====== DATA IN THIS EXERCISE ======
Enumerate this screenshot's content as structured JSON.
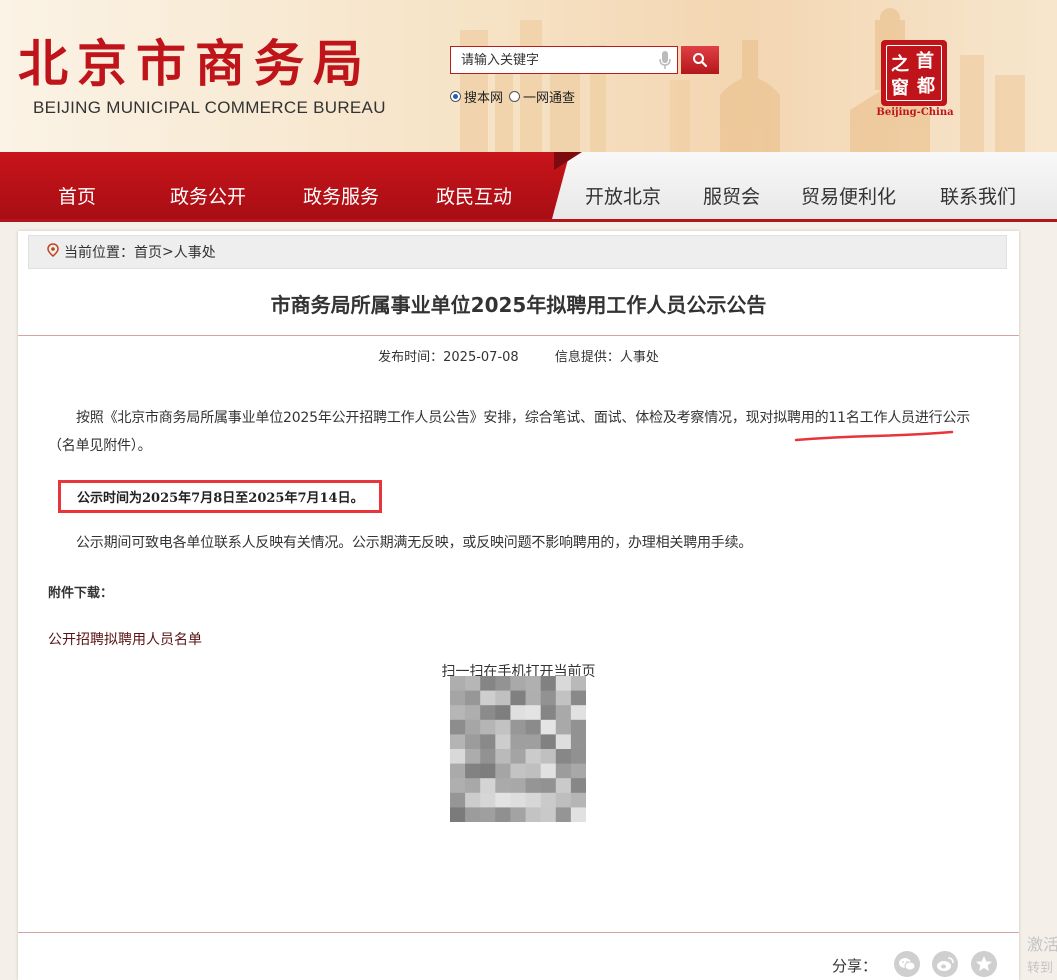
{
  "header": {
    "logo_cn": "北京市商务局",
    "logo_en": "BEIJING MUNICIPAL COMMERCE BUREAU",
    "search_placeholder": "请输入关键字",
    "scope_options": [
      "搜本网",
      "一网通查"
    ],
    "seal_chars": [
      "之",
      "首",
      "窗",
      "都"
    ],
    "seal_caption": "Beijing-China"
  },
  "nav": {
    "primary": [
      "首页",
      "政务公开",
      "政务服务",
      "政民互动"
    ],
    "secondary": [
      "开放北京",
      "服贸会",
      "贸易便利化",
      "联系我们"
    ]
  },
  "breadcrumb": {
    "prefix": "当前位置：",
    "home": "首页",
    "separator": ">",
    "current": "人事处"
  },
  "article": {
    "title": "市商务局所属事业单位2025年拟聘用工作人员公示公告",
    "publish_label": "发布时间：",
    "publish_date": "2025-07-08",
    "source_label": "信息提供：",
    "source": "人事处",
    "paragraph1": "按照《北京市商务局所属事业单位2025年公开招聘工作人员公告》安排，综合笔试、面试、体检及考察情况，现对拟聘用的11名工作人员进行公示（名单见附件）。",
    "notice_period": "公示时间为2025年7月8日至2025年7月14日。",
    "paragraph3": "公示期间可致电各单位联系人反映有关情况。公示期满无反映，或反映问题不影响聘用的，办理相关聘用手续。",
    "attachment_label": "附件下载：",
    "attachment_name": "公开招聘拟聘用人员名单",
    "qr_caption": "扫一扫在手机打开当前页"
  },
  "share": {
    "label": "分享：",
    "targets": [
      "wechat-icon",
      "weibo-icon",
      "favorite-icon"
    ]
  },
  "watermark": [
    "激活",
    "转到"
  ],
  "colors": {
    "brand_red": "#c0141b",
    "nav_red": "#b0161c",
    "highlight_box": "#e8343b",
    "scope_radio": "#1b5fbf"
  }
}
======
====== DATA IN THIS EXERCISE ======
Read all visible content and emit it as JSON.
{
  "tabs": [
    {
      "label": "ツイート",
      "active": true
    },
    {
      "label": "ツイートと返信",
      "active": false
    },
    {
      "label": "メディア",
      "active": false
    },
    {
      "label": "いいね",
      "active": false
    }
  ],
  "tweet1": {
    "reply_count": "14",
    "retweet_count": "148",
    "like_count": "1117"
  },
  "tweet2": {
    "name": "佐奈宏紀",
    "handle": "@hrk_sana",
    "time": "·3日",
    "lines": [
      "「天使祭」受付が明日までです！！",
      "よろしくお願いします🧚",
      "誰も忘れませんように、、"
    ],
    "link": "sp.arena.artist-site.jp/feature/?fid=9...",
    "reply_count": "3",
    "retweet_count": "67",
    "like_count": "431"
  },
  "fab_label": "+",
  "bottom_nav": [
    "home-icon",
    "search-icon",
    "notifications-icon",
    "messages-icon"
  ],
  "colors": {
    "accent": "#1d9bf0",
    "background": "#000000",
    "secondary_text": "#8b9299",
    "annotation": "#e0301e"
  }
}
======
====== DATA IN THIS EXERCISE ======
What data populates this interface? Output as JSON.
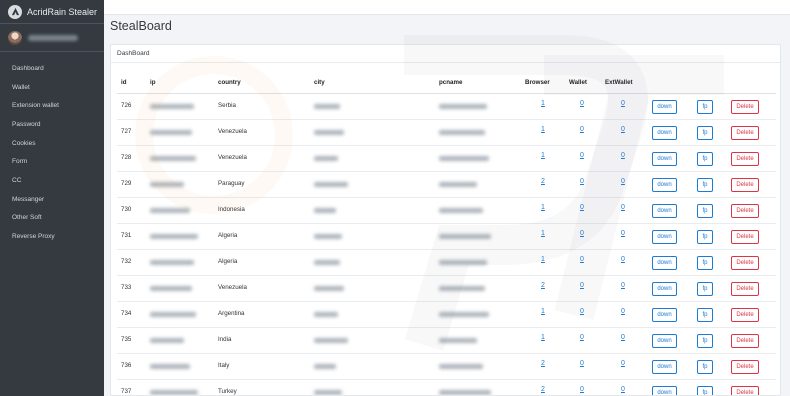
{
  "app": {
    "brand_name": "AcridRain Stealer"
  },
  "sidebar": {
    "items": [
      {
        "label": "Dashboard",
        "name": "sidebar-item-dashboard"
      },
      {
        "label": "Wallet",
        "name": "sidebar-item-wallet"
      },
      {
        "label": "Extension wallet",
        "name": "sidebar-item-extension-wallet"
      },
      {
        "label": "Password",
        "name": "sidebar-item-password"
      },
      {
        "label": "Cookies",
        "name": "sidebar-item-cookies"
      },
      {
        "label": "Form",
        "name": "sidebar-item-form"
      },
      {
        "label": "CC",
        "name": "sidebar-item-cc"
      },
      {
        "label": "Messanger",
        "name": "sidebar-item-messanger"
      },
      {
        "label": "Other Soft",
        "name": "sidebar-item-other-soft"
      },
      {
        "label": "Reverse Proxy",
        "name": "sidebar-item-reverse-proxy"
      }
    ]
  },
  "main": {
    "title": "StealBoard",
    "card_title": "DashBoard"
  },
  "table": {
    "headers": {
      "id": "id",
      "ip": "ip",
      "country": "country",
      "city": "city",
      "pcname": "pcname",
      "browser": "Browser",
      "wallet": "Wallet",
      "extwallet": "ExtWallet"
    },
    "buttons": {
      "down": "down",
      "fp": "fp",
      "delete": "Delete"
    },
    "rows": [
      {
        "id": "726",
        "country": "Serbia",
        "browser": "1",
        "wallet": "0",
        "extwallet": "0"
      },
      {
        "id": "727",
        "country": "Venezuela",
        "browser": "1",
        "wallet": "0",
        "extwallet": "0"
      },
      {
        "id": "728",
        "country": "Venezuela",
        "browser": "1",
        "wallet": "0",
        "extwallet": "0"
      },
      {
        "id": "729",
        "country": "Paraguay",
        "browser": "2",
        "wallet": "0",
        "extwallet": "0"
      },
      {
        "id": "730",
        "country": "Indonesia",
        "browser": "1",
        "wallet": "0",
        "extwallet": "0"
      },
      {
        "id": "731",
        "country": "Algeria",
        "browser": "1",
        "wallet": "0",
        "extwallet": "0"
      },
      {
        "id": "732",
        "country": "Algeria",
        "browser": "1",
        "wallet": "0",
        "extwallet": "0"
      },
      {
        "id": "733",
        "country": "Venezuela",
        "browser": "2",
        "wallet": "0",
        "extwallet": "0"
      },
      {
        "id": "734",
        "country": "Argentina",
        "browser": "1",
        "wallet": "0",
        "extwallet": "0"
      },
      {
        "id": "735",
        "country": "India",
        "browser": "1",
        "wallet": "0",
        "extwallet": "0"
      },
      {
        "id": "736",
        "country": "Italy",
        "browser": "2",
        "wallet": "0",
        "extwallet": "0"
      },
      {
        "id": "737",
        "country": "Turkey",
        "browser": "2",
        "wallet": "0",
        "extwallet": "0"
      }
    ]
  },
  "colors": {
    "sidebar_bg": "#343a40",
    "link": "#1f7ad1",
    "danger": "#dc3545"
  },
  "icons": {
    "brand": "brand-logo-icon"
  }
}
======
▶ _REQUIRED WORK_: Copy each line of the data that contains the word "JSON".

▶ _EXPECTED ANSWER_:
Enumerate this screenshot's content as structured JSON.
Read all visible content and emit it as JSON.
What data populates this interface? Output as JSON.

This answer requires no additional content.